Eric Reid catches up with Colin Kaepernick, whom he says is in a 'good place'

York calls 'unity' the biggest takeaway from meeting (1:51)

49ers CEO Jed York speaks with Jim Trotter in New York after owners met with players to discuss social justice issues and how the league handles them. (1:51)

SANTA CLARA, Calif. -- The night before sitting down with 11 active players, 11 NFL owners, commissioner Roger Goodell and representatives from the NFL Players Association on Tuesday morning, San Francisco 49ers safety Eric Reid met with Colin Kaepernick in New York.

Although Reid has said he has been in regular communication with Kaepernick, it's the first time he'd been able to see him since before the season started -- and it came only 24 hours after news broke that Kaepernick had filed a grievance under the collective bargaining agreement against NFL owners alleging collusion.

"He seemed like he was in a good place," Reid said of Kaepernick. "I don't want to talk too much about that out of respect for his case. But he's in good spirits."

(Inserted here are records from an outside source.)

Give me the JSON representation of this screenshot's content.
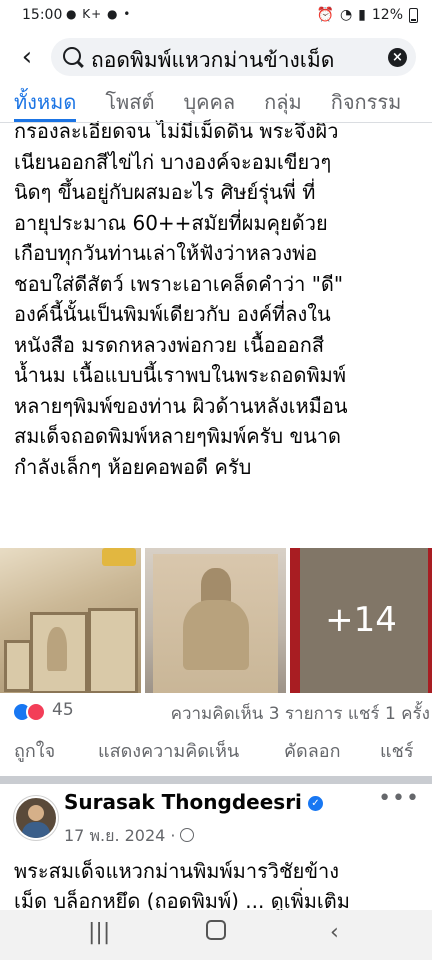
{
  "status": {
    "time": "15:00",
    "apps": "● K+ ● •",
    "battery": "12%",
    "icons": [
      "alarm-icon",
      "wifi-icon",
      "signal-icon",
      "battery-icon"
    ]
  },
  "search": {
    "query": "ถอดพิมพ์แหวกม่านข้างเม็ด"
  },
  "tabs": [
    "ทั้งหมด",
    "โพสต์",
    "บุคคล",
    "กลุ่ม",
    "กิจกรรม"
  ],
  "post1": {
    "lines": [
      "กรองละเอียดจน ไม่มีเม็ดดิน พระจึงผิว",
      "เนียนออกสีไข่ไก่ บางองค์จะอมเขียวๆ",
      "นิดๆ ขึ้นอยู่กับผสมอะไร ศิษย์รุ่นพี่ ที่",
      "อายุประมาณ 60++สมัยที่ผมคุยด้วย",
      "เกือบทุกวันท่านเล่าให้ฟังว่าหลวงพ่อ",
      "ชอบใส่ดีสัตว์ เพราะเอาเคล็ดคำว่า \"ดี\"",
      "องค์นี้นั้นเป็นพิมพ์เดียวกับ องค์ที่ลงใน",
      "หนังสือ มรดกหลวงพ่อกวย เนื้อออกสี",
      "น้ำนม เนื้อแบบนี้เราพบในพระถอดพิมพ์",
      "หลายๆพิมพ์ของท่าน ผิวด้านหลังเหมือน",
      "สมเด็จถอดพิมพ์หลายๆพิมพ์ครับ ขนาด",
      "กำลังเล็กๆ ห้อยคอพอดี ครับ"
    ],
    "more_photos": "+14",
    "reaction_count": "45",
    "stats": "ความคิดเห็น 3 รายการ  แชร์ 1 ครั้ง",
    "actions": [
      "ถูกใจ",
      "แสดงความคิดเห็น",
      "คัดลอก",
      "แชร์"
    ]
  },
  "post2": {
    "author": "Surasak Thongdeesri",
    "date": "17 พ.ย. 2024 ·",
    "text": [
      "พระสมเด็จแหวกม่านพิมพ์มารวิชัยข้าง",
      "เม็ด บล็อกหยึด (ถอดพิมพ์) ... ดูเพิ่มเติม"
    ]
  },
  "colors": {
    "accent": "#1b74e4",
    "secondary_text": "#65676b",
    "like": "#1877f2",
    "love": "#f33e58"
  }
}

One of the first things Reid noted when asked how Kaepernick was doing was how he looks physically. Reid said Kaepernick clearly looked like he'd been spending time in the weight room.

Kaepernick spent a big chunk of last season working to put weight back on after shoulder, thumb and knee surgeries prevented him from working out and left him well short of his traditional playing weight of 225 to 230 pounds. But Reid indicated that's no longer a problem for Kaepernick, who has not received an offer from a team since he opted out of his contract in March.

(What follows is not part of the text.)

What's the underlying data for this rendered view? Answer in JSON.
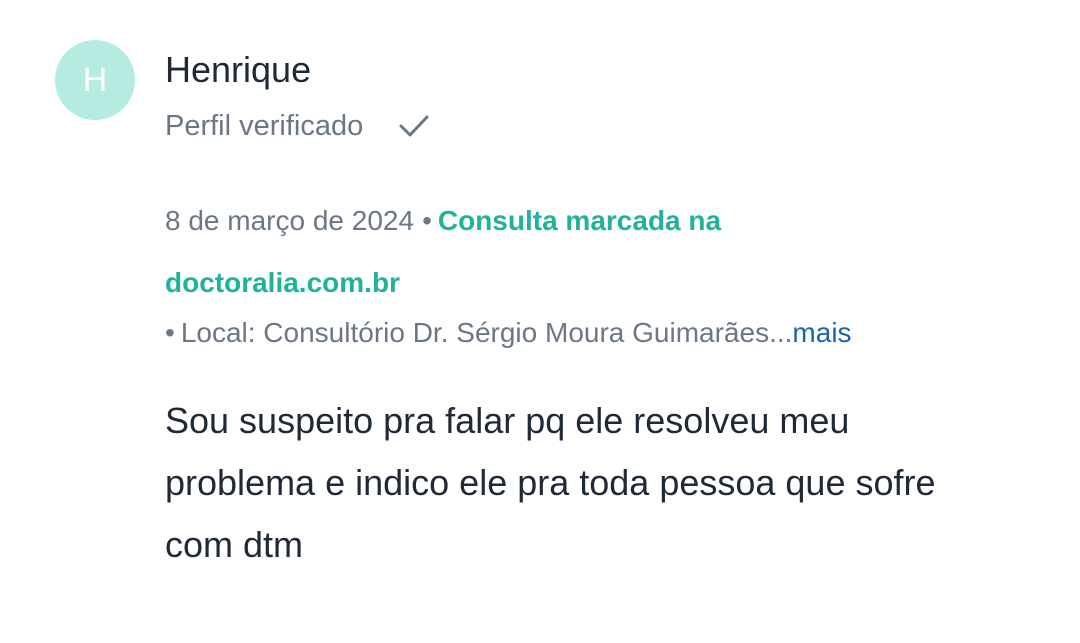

"He's doing well, working out, he's swole," Reid said. "He was joking with me because his arms got big, so he told me I have to get my curl game right. He looks good."

Aside from the usual catching up, Reid and Kaepernick also spent some time discussing issues Reid wanted to highlight in the meetings with NFL owners.

"He had some ideas," Reid said. "A couple of the things that we discussed were his idea, things that we talked about last year when we started this. It's cool to see how it kind of comes full circle to give those ideas in the meeting with the owners."

While reports indicate the NFLPA asked Kaepernick to attend the meetings along with Reid and the other players, Reid said Kaepernick didn't go because he had not received an invitation directly from the league.

"From my understanding, he wasn't invited by the NFL, so he didn't want to show up and be out of place," Reid said.

Reid, however, came away from those meetings feeling the owners had a better understanding of the social justice issues some players have been protesting, as well as ensuring the narrative remains centered on those issues.

"I think it went well," Reid said. "It was a start, had a lot of good conversation, and I think we're on the path to what Colin and I were looking for when we first started protesting. The NFL has agreed to commit to a long-term plan and use their platform to continue to raise awareness around the issues that affect our country and help us feel like we don't need to protest. So we're [going in] the right direction."

Reid said Kaepernick's name came up during the roughly four-hour meeting when he talked about how everything started and traced the timeline of the protests back to last year. Reid's hope is that Kaepernick will be involved in future meetings, given his role in starting these conversations.

"I hope so," Reid said. "A lot of guys in that meeting, they've done work in the community before we started protesting, but Colin is instrumental because he started the protest. So I think he has a special place in this, so hopefully he does get a chance to go to the meetings in the future."

Reid was the first player to join Kaepernick's protest of racial inequality during the national anthem last year. He first knelt alongside Kaepernick before the final preseason game against the Chargers. Reid knelt with Kaepernick for all of the 2016 season, then said he planned to stand for the anthem this season.

That plan lasted through the first two preseason games before the racial unrest in Charlottesville, Virginia, caused Reid to rethink his position and resume kneeling. He knelt for the final two preseason games and has through each of the first six games this season.

Although encouraged by what he heard in New York, Reid said the plan is to continue the protest until conversation turns to action.

"It doesn't change our plans just yet," Reid said. "Like I said, it's a great starting point. Nothing is set in stone yet, so nothing is going to change on my part moving forward until we get more concrete plans and to where I feel like I don't need to protest anymore because the NFL is providing a better platform."